Amazon to test 30-hour work week with some employee teams is testing a new formula for techie employment, setting up teams entirely of part-timers averaging 30 hours a week.

According to the company, it created the initiative because the traditional 40-hour week ''may not be a 'one size fit all' model.''

The teams comprising IT specialists in the  human-resources department, would work from Monday through Thursday from 10 am to 2 pm, with the remaining 14 hours distributed as flex work throughout the week.

Amazon already employed part-timers in highly specialised jobs, but what was new was that entire teams were organised around the same core part-time schedule.

According to commentators, the experiment was another of several alternatives to the 9-to-5 tradition. ''An average workweek of 40 hours nowadays looks old-fashioned and backward,'' Anna Coote, head of social policy at the New Economics Foundation, wrote in the opinion section of The New York Times.

In a number of European countries, such as the Netherlands, a large percentage of adults are engaged in part time work.

These employees at Amazon, where the corporate culture had been publicly criticised as workaholic, would agree to 25 per cent reduction in salary commensurate with their reduced 30-hour workweek schedule, according to The Washington Post, owned by Amazon chief Jeff Bezos. They would continue to receive full benefits at the company like their full-time peers.

Amazon said in a statement, ''We want to create a work environment that is tailored to a reduced schedule and still fosters success and career growth."
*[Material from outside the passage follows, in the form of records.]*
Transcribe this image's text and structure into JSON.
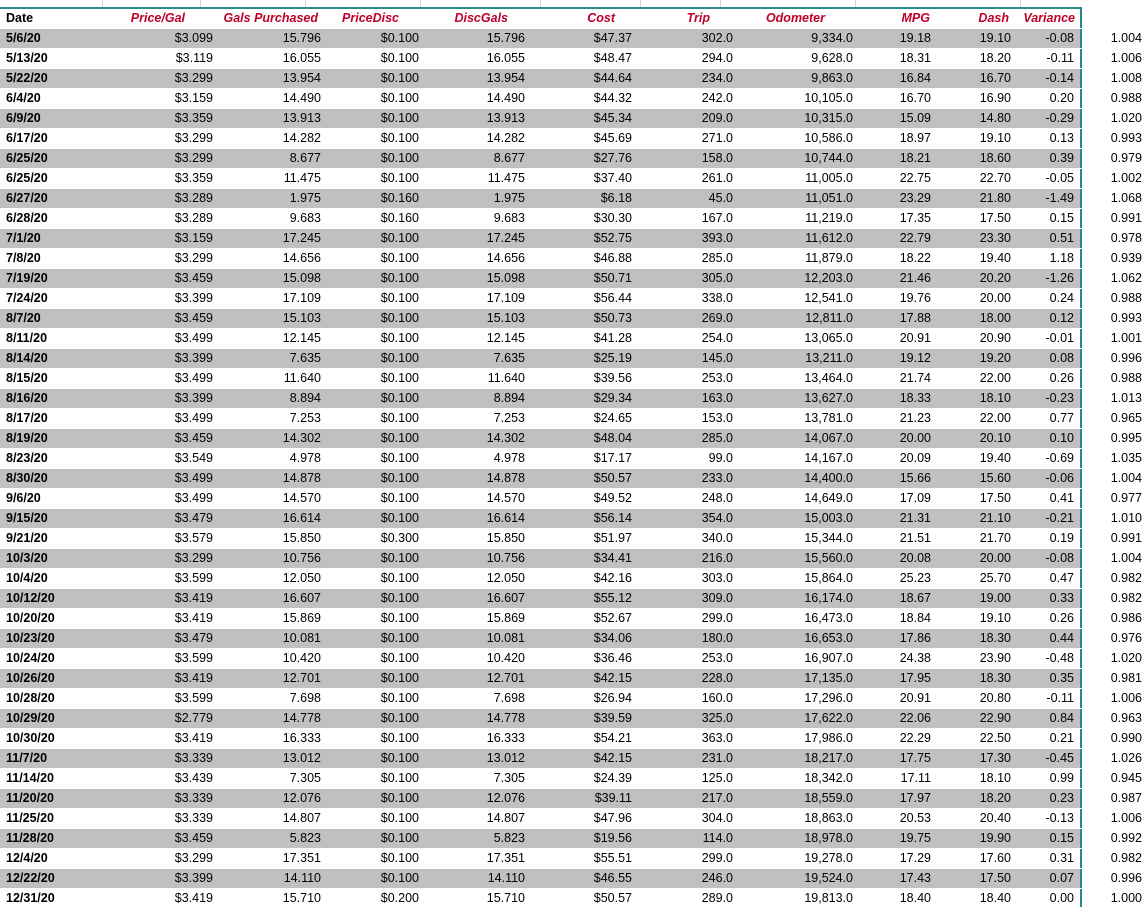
{
  "headers": {
    "date": "Date",
    "price": "Price/Gal",
    "gals": "Gals Purchased",
    "pricedisc": "PriceDisc",
    "discgals": "DiscGals",
    "cost": "Cost",
    "trip": "Trip",
    "odometer": "Odometer",
    "mpg": "MPG",
    "dash": "Dash",
    "variance": "Variance"
  },
  "rows": [
    [
      "5/6/20",
      "$3.099",
      "15.796",
      "$0.100",
      "15.796",
      "$47.37",
      "302.0",
      "9,334.0",
      "19.18",
      "19.10",
      "-0.08",
      "1.004"
    ],
    [
      "5/13/20",
      "$3.119",
      "16.055",
      "$0.100",
      "16.055",
      "$48.47",
      "294.0",
      "9,628.0",
      "18.31",
      "18.20",
      "-0.11",
      "1.006"
    ],
    [
      "5/22/20",
      "$3.299",
      "13.954",
      "$0.100",
      "13.954",
      "$44.64",
      "234.0",
      "9,863.0",
      "16.84",
      "16.70",
      "-0.14",
      "1.008"
    ],
    [
      "6/4/20",
      "$3.159",
      "14.490",
      "$0.100",
      "14.490",
      "$44.32",
      "242.0",
      "10,105.0",
      "16.70",
      "16.90",
      "0.20",
      "0.988"
    ],
    [
      "6/9/20",
      "$3.359",
      "13.913",
      "$0.100",
      "13.913",
      "$45.34",
      "209.0",
      "10,315.0",
      "15.09",
      "14.80",
      "-0.29",
      "1.020"
    ],
    [
      "6/17/20",
      "$3.299",
      "14.282",
      "$0.100",
      "14.282",
      "$45.69",
      "271.0",
      "10,586.0",
      "18.97",
      "19.10",
      "0.13",
      "0.993"
    ],
    [
      "6/25/20",
      "$3.299",
      "8.677",
      "$0.100",
      "8.677",
      "$27.76",
      "158.0",
      "10,744.0",
      "18.21",
      "18.60",
      "0.39",
      "0.979"
    ],
    [
      "6/25/20",
      "$3.359",
      "11.475",
      "$0.100",
      "11.475",
      "$37.40",
      "261.0",
      "11,005.0",
      "22.75",
      "22.70",
      "-0.05",
      "1.002"
    ],
    [
      "6/27/20",
      "$3.289",
      "1.975",
      "$0.160",
      "1.975",
      "$6.18",
      "45.0",
      "11,051.0",
      "23.29",
      "21.80",
      "-1.49",
      "1.068"
    ],
    [
      "6/28/20",
      "$3.289",
      "9.683",
      "$0.160",
      "9.683",
      "$30.30",
      "167.0",
      "11,219.0",
      "17.35",
      "17.50",
      "0.15",
      "0.991"
    ],
    [
      "7/1/20",
      "$3.159",
      "17.245",
      "$0.100",
      "17.245",
      "$52.75",
      "393.0",
      "11,612.0",
      "22.79",
      "23.30",
      "0.51",
      "0.978"
    ],
    [
      "7/8/20",
      "$3.299",
      "14.656",
      "$0.100",
      "14.656",
      "$46.88",
      "285.0",
      "11,879.0",
      "18.22",
      "19.40",
      "1.18",
      "0.939"
    ],
    [
      "7/19/20",
      "$3.459",
      "15.098",
      "$0.100",
      "15.098",
      "$50.71",
      "305.0",
      "12,203.0",
      "21.46",
      "20.20",
      "-1.26",
      "1.062"
    ],
    [
      "7/24/20",
      "$3.399",
      "17.109",
      "$0.100",
      "17.109",
      "$56.44",
      "338.0",
      "12,541.0",
      "19.76",
      "20.00",
      "0.24",
      "0.988"
    ],
    [
      "8/7/20",
      "$3.459",
      "15.103",
      "$0.100",
      "15.103",
      "$50.73",
      "269.0",
      "12,811.0",
      "17.88",
      "18.00",
      "0.12",
      "0.993"
    ],
    [
      "8/11/20",
      "$3.499",
      "12.145",
      "$0.100",
      "12.145",
      "$41.28",
      "254.0",
      "13,065.0",
      "20.91",
      "20.90",
      "-0.01",
      "1.001"
    ],
    [
      "8/14/20",
      "$3.399",
      "7.635",
      "$0.100",
      "7.635",
      "$25.19",
      "145.0",
      "13,211.0",
      "19.12",
      "19.20",
      "0.08",
      "0.996"
    ],
    [
      "8/15/20",
      "$3.499",
      "11.640",
      "$0.100",
      "11.640",
      "$39.56",
      "253.0",
      "13,464.0",
      "21.74",
      "22.00",
      "0.26",
      "0.988"
    ],
    [
      "8/16/20",
      "$3.399",
      "8.894",
      "$0.100",
      "8.894",
      "$29.34",
      "163.0",
      "13,627.0",
      "18.33",
      "18.10",
      "-0.23",
      "1.013"
    ],
    [
      "8/17/20",
      "$3.499",
      "7.253",
      "$0.100",
      "7.253",
      "$24.65",
      "153.0",
      "13,781.0",
      "21.23",
      "22.00",
      "0.77",
      "0.965"
    ],
    [
      "8/19/20",
      "$3.459",
      "14.302",
      "$0.100",
      "14.302",
      "$48.04",
      "285.0",
      "14,067.0",
      "20.00",
      "20.10",
      "0.10",
      "0.995"
    ],
    [
      "8/23/20",
      "$3.549",
      "4.978",
      "$0.100",
      "4.978",
      "$17.17",
      "99.0",
      "14,167.0",
      "20.09",
      "19.40",
      "-0.69",
      "1.035"
    ],
    [
      "8/30/20",
      "$3.499",
      "14.878",
      "$0.100",
      "14.878",
      "$50.57",
      "233.0",
      "14,400.0",
      "15.66",
      "15.60",
      "-0.06",
      "1.004"
    ],
    [
      "9/6/20",
      "$3.499",
      "14.570",
      "$0.100",
      "14.570",
      "$49.52",
      "248.0",
      "14,649.0",
      "17.09",
      "17.50",
      "0.41",
      "0.977"
    ],
    [
      "9/15/20",
      "$3.479",
      "16.614",
      "$0.100",
      "16.614",
      "$56.14",
      "354.0",
      "15,003.0",
      "21.31",
      "21.10",
      "-0.21",
      "1.010"
    ],
    [
      "9/21/20",
      "$3.579",
      "15.850",
      "$0.300",
      "15.850",
      "$51.97",
      "340.0",
      "15,344.0",
      "21.51",
      "21.70",
      "0.19",
      "0.991"
    ],
    [
      "10/3/20",
      "$3.299",
      "10.756",
      "$0.100",
      "10.756",
      "$34.41",
      "216.0",
      "15,560.0",
      "20.08",
      "20.00",
      "-0.08",
      "1.004"
    ],
    [
      "10/4/20",
      "$3.599",
      "12.050",
      "$0.100",
      "12.050",
      "$42.16",
      "303.0",
      "15,864.0",
      "25.23",
      "25.70",
      "0.47",
      "0.982"
    ],
    [
      "10/12/20",
      "$3.419",
      "16.607",
      "$0.100",
      "16.607",
      "$55.12",
      "309.0",
      "16,174.0",
      "18.67",
      "19.00",
      "0.33",
      "0.982"
    ],
    [
      "10/20/20",
      "$3.419",
      "15.869",
      "$0.100",
      "15.869",
      "$52.67",
      "299.0",
      "16,473.0",
      "18.84",
      "19.10",
      "0.26",
      "0.986"
    ],
    [
      "10/23/20",
      "$3.479",
      "10.081",
      "$0.100",
      "10.081",
      "$34.06",
      "180.0",
      "16,653.0",
      "17.86",
      "18.30",
      "0.44",
      "0.976"
    ],
    [
      "10/24/20",
      "$3.599",
      "10.420",
      "$0.100",
      "10.420",
      "$36.46",
      "253.0",
      "16,907.0",
      "24.38",
      "23.90",
      "-0.48",
      "1.020"
    ],
    [
      "10/26/20",
      "$3.419",
      "12.701",
      "$0.100",
      "12.701",
      "$42.15",
      "228.0",
      "17,135.0",
      "17.95",
      "18.30",
      "0.35",
      "0.981"
    ],
    [
      "10/28/20",
      "$3.599",
      "7.698",
      "$0.100",
      "7.698",
      "$26.94",
      "160.0",
      "17,296.0",
      "20.91",
      "20.80",
      "-0.11",
      "1.006"
    ],
    [
      "10/29/20",
      "$2.779",
      "14.778",
      "$0.100",
      "14.778",
      "$39.59",
      "325.0",
      "17,622.0",
      "22.06",
      "22.90",
      "0.84",
      "0.963"
    ],
    [
      "10/30/20",
      "$3.419",
      "16.333",
      "$0.100",
      "16.333",
      "$54.21",
      "363.0",
      "17,986.0",
      "22.29",
      "22.50",
      "0.21",
      "0.990"
    ],
    [
      "11/7/20",
      "$3.339",
      "13.012",
      "$0.100",
      "13.012",
      "$42.15",
      "231.0",
      "18,217.0",
      "17.75",
      "17.30",
      "-0.45",
      "1.026"
    ],
    [
      "11/14/20",
      "$3.439",
      "7.305",
      "$0.100",
      "7.305",
      "$24.39",
      "125.0",
      "18,342.0",
      "17.11",
      "18.10",
      "0.99",
      "0.945"
    ],
    [
      "11/20/20",
      "$3.339",
      "12.076",
      "$0.100",
      "12.076",
      "$39.11",
      "217.0",
      "18,559.0",
      "17.97",
      "18.20",
      "0.23",
      "0.987"
    ],
    [
      "11/25/20",
      "$3.339",
      "14.807",
      "$0.100",
      "14.807",
      "$47.96",
      "304.0",
      "18,863.0",
      "20.53",
      "20.40",
      "-0.13",
      "1.006"
    ],
    [
      "11/28/20",
      "$3.459",
      "5.823",
      "$0.100",
      "5.823",
      "$19.56",
      "114.0",
      "18,978.0",
      "19.75",
      "19.90",
      "0.15",
      "0.992"
    ],
    [
      "12/4/20",
      "$3.299",
      "17.351",
      "$0.100",
      "17.351",
      "$55.51",
      "299.0",
      "19,278.0",
      "17.29",
      "17.60",
      "0.31",
      "0.982"
    ],
    [
      "12/22/20",
      "$3.399",
      "14.110",
      "$0.100",
      "14.110",
      "$46.55",
      "246.0",
      "19,524.0",
      "17.43",
      "17.50",
      "0.07",
      "0.996"
    ],
    [
      "12/31/20",
      "$3.419",
      "15.710",
      "$0.200",
      "15.710",
      "$50.57",
      "289.0",
      "19,813.0",
      "18.40",
      "18.40",
      "0.00",
      "1.000"
    ]
  ],
  "colors": {
    "header_text": "#c0002a",
    "band_gray": "#c0c0c0",
    "border_teal": "#2a8b8b"
  }
}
''This initiative was created with Amazon's diverse workforce in mind and the realization that the traditional full-time schedule may not be a 'one size fits all' model," the statement continued.